And if Earth Day weren’t enough to celebrate this week we also celebrate Arbor Day the last Friday of April. This is such a powerful time to be aware of our planet, to be aware of what we can each do to make our home a healthy place for all living creatures and our environment. Let’s continue to place the importance of a healthy home not only on our national agenda but our global agenda. Earth Day 1970 has grown to the largest civic event in the world in 2015. Find something to do to celebrate this in your own way. Rekindle your personal commitment to make Earth Day your own.
Maybe it would be a great time to support an environmental organization with a donation to work on your behalf. Maybe you will personally take action. Maybe you will make it a double celebration and also plant a tree. I would love to know what you do. And, you don’t have to tell me….just do it!
This Week @ Liberty
The intake total for this year is now at 1113.
Yes, that number is correct. We passed the 1,000 animal mark last week. And, the numbers are going up at a dramatic rate. There were several times the window was backed up into the parking lot with caring people holding boxes containing tiny orphaned and injured birds and mammals (mainly bunnies) hoping to get them some help. They had all come to the right place of course, as the volunteers patiently took the animals and donations (THANK YOU!) and had the people fill out the required paperwork for the records. Another Rescue/Transport class was held in hopes of having sufficient staff to keep up with the spring/summer onslaught as we all gear up for the Wishes for Wildlife event which will be held in less than two weeks on May 2. Another bald eagle arrived and is now in treatment, and the R&C team relocated a GHO nest that was in a bad spot. Yes, it’s a busy time for all of us. Let’s see what it looked like…
Well, it was coming fast and we hit the first 1,000 animals last week. I’m never sure if it’s cause for celebration or a sign of dire things to come, but in any case, we were there for the animal – and will be for all subsequent arrivals this year. The numbers are clicking over quickly, so keep watching the yearly total!

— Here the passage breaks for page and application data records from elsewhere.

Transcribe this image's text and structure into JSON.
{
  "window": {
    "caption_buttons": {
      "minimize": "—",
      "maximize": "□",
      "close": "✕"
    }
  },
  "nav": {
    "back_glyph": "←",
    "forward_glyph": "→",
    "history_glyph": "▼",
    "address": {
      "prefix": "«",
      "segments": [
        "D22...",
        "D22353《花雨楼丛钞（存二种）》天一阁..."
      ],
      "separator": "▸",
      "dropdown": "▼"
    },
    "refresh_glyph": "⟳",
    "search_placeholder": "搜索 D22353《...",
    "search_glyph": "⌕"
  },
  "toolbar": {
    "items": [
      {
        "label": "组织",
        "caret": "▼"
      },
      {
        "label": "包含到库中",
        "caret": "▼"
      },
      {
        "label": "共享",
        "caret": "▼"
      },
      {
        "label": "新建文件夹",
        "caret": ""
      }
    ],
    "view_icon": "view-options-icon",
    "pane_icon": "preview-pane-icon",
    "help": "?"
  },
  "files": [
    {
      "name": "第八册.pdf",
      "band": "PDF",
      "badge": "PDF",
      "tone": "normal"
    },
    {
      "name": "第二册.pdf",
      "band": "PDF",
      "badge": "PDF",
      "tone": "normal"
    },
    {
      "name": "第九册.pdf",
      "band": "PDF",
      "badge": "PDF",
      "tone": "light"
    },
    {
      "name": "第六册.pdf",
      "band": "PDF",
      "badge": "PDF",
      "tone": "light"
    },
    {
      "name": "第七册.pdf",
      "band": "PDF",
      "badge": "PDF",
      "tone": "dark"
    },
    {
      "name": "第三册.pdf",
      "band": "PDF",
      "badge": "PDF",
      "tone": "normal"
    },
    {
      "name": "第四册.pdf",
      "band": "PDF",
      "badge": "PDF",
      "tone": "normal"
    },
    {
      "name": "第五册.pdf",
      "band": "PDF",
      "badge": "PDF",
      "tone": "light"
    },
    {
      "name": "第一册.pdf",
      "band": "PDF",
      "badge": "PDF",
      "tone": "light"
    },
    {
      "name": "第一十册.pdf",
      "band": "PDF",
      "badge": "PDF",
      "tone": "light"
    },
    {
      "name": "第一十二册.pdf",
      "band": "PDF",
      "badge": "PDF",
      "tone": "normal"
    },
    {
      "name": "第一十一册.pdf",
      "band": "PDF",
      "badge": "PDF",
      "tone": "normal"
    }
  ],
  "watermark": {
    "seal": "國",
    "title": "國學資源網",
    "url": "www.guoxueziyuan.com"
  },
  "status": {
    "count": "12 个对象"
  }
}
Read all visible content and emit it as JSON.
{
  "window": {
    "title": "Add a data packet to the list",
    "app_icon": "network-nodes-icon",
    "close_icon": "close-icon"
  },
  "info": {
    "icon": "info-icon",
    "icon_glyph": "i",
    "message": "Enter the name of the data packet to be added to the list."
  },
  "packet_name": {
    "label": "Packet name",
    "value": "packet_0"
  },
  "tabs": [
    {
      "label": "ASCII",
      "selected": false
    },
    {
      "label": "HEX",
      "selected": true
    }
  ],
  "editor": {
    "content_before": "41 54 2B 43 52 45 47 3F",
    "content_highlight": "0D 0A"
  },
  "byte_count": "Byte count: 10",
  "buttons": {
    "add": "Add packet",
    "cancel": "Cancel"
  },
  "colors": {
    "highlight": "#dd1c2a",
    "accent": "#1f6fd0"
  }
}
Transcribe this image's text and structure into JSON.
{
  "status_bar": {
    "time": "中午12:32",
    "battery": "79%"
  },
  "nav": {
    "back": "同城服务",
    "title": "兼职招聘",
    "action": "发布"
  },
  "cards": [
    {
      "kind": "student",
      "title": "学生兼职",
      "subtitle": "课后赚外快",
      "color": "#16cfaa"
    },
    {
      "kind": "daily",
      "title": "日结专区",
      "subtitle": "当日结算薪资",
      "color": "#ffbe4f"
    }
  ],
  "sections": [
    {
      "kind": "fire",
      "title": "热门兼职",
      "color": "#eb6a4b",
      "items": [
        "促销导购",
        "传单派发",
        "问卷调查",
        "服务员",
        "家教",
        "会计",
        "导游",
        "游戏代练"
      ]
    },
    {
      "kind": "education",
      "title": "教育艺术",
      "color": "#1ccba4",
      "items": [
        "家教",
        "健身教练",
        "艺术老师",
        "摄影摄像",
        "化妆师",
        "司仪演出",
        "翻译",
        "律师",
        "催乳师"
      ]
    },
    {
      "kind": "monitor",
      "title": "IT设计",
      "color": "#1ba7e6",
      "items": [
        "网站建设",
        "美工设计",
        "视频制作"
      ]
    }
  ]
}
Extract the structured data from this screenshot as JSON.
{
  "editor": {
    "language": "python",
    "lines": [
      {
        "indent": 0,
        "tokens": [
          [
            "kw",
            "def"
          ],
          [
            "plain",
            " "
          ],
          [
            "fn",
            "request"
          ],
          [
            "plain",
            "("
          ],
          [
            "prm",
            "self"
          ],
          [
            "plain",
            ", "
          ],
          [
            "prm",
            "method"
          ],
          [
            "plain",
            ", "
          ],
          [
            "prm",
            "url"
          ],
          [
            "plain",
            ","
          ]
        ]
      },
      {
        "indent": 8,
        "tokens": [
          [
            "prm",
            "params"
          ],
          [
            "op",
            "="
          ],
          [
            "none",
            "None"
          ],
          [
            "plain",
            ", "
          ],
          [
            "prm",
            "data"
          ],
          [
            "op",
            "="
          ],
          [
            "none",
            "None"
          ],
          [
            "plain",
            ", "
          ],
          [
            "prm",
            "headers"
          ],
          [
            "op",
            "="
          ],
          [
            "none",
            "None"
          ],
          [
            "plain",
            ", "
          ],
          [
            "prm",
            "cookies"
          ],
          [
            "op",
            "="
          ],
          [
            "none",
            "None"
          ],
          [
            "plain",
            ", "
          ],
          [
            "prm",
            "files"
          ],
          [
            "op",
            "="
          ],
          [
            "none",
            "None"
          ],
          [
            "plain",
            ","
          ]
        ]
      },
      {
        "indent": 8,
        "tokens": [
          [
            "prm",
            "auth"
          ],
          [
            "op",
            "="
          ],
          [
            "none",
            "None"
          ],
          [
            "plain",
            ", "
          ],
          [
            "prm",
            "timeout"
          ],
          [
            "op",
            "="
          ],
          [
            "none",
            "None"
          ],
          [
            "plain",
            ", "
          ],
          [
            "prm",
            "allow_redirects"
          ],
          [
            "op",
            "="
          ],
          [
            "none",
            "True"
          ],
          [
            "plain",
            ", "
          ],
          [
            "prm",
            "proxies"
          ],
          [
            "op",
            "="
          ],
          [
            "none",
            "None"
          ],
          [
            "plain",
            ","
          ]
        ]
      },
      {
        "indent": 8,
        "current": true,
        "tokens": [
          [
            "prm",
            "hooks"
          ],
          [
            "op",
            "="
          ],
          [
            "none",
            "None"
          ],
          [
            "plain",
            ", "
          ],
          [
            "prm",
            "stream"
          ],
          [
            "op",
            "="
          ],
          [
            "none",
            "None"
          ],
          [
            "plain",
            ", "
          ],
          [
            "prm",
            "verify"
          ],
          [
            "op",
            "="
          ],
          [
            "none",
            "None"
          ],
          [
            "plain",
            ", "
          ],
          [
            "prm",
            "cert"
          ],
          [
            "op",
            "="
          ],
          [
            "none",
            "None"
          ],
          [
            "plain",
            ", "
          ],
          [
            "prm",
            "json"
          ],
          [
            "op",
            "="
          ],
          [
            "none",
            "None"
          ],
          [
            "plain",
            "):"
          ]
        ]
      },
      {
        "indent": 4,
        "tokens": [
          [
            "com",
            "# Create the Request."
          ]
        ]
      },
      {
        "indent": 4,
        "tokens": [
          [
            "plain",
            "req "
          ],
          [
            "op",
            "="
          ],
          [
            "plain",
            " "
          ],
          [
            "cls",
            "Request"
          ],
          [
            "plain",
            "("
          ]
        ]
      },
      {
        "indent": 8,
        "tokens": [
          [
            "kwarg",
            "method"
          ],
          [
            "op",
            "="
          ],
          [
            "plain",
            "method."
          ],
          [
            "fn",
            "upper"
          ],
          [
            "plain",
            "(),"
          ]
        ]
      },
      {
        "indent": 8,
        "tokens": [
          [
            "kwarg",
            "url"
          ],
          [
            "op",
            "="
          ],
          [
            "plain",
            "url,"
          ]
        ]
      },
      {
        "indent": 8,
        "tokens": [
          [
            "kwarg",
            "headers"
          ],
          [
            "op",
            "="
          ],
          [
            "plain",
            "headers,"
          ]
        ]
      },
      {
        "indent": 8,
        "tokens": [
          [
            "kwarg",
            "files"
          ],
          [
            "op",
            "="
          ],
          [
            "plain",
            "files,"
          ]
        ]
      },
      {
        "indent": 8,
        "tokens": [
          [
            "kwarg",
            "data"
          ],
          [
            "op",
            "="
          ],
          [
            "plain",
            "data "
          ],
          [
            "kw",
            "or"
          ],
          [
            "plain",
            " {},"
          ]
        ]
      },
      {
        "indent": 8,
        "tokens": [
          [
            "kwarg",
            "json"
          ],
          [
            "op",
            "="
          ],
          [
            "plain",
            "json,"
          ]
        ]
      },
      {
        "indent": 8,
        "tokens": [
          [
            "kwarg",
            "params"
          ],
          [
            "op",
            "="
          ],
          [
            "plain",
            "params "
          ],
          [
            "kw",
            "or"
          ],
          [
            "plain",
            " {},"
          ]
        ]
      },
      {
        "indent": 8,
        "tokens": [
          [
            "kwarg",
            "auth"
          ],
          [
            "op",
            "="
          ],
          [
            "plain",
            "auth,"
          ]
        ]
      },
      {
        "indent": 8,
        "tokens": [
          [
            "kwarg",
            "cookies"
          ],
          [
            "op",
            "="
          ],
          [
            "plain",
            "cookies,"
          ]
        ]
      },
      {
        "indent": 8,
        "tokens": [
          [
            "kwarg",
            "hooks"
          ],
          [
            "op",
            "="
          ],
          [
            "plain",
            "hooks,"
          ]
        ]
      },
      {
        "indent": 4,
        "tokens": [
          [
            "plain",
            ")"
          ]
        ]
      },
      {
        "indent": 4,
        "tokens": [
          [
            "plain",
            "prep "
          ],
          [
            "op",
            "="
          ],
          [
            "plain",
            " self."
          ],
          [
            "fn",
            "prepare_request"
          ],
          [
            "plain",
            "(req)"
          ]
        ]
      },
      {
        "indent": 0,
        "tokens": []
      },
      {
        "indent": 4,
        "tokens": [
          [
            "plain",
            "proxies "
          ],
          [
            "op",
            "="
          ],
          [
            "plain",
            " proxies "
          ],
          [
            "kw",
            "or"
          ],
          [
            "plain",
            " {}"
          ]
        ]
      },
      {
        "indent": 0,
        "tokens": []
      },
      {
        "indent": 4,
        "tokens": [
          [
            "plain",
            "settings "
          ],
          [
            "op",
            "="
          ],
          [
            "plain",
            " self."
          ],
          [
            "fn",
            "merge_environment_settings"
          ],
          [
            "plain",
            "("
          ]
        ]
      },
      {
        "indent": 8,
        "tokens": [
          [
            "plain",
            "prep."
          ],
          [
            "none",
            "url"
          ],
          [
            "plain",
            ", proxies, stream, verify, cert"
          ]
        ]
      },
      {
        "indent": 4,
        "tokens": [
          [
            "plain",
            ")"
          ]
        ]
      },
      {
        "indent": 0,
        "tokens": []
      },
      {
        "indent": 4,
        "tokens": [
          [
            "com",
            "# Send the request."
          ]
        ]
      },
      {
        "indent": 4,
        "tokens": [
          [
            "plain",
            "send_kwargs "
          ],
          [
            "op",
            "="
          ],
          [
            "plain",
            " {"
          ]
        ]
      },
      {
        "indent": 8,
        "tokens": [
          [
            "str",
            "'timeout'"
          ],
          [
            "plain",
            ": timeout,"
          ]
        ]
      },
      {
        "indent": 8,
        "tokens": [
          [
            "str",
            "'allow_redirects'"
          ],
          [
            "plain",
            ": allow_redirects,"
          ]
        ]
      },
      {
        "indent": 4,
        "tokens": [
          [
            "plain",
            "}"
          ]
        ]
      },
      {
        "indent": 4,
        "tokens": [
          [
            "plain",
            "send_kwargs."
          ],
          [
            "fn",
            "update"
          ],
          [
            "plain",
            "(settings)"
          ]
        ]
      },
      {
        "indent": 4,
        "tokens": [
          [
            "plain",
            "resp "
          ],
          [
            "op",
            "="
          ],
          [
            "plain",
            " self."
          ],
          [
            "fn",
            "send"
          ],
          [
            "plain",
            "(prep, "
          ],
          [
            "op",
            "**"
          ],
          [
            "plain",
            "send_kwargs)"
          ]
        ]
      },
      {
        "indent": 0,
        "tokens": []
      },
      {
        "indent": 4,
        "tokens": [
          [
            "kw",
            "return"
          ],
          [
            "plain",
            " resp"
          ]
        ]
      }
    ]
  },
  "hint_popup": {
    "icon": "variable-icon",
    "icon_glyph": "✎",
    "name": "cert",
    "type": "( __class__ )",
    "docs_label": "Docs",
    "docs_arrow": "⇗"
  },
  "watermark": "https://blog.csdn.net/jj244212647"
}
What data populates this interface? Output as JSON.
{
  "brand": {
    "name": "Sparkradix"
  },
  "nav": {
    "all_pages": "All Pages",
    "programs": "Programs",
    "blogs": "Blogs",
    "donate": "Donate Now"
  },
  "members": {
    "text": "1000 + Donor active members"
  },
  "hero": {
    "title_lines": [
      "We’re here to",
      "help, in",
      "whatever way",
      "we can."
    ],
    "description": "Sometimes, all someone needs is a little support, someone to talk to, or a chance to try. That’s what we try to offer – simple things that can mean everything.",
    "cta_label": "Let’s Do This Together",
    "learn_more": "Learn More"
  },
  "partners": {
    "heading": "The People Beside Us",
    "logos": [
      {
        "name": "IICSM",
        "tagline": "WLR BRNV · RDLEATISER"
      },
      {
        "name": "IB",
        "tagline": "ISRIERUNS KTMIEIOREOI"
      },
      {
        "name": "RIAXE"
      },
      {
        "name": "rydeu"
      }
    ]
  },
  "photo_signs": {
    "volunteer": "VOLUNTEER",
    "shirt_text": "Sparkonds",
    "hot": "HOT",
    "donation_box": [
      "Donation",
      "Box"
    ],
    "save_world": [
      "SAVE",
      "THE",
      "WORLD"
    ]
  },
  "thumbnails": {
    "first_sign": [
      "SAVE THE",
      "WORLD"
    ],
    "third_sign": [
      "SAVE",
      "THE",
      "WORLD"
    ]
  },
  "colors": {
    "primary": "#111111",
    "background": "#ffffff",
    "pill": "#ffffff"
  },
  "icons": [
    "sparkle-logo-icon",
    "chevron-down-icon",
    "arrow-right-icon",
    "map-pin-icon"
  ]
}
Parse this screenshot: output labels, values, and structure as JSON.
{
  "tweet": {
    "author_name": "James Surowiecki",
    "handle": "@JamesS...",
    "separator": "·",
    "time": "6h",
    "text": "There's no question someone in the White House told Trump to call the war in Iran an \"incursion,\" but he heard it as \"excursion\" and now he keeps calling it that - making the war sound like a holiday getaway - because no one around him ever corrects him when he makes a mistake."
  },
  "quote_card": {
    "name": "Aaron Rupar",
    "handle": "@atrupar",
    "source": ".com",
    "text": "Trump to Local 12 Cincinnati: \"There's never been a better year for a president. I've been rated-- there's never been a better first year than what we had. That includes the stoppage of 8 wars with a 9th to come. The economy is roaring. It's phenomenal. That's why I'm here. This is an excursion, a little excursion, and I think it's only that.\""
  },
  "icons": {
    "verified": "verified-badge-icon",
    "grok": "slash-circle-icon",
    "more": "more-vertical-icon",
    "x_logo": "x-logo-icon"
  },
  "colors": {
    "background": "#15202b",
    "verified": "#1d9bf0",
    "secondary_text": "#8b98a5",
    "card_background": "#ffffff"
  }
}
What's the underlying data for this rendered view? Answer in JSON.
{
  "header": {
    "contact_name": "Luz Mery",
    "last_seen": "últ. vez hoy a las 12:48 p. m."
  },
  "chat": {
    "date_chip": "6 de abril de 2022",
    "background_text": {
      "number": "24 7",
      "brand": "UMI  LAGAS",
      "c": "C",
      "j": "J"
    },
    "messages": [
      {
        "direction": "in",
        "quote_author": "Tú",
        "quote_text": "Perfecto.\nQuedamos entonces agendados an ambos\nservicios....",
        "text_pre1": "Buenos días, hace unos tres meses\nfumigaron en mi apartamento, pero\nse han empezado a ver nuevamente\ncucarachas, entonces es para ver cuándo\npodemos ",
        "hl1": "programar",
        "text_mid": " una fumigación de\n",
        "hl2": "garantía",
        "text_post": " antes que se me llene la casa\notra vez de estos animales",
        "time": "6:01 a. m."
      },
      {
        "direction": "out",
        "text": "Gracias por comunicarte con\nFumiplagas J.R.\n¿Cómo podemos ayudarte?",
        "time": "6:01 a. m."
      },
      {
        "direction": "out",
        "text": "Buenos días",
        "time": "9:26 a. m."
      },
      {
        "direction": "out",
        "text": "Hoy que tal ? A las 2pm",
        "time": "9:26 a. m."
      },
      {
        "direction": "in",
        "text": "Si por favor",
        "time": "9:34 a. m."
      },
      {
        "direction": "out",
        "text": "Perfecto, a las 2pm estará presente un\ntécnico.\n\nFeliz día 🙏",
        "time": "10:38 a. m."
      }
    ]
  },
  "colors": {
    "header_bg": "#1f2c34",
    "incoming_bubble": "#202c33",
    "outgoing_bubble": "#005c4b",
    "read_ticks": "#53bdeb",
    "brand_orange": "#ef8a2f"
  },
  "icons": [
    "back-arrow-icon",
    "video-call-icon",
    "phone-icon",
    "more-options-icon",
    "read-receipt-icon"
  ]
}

One problem we have each year is the aging equipment we use. This year, an anonymous person we hold in high esteem donated a wall of new brooders that will save many lives as the year progresses. Tim added a custom built rack to hold them and all of this beautiful equipment will eventually be used in the new facility. Thanks to the wonderful individual who cares! We are forever in your debt.
An otherwise handsome male cardinal came in last week with a seriously damaged beak. Bird’s beaks are much like our fingernails – they are tough but will break given sufficient trauma. This little bird was obviously involved in some kind of collision with an immovable object and the beak absorbed most of the impact. What is left of his lower mandible was reshaped by the Med Services team but he will most likely be non-releasable since he will find it difficult to eat in the wild. He will join the other cardinal we have (with the bad eye) and remain with us an education display bird.
Last week our R&C team performed a GHO nest relocation for WAPA (Western Area Power Administration) in Maricopa. I’ll let Stacey fill in the details:
The nest relocation for WAPA was necessary as the 2-3 week old babies were in an area that has energized equipment. This equipment poses a risk for electrocution, so even though the nest was on the ground, their first flight might have been their last! They were taken to Liberty, examined and placed with foster mom Maggie.
Our own Claudia Kirscher drove to Kingman on the weekend to retrieve this bald eagle. Claudia writes the story:
He was found on the ground in a housing development near the Hualapai Mtns. Blood tests at LW show toxic lead. He also has a healed right wrist fracture. By the condition of his tail, feet and talons he has been on the ground for awhile. He has a spot of distinctive brown feathers on his head.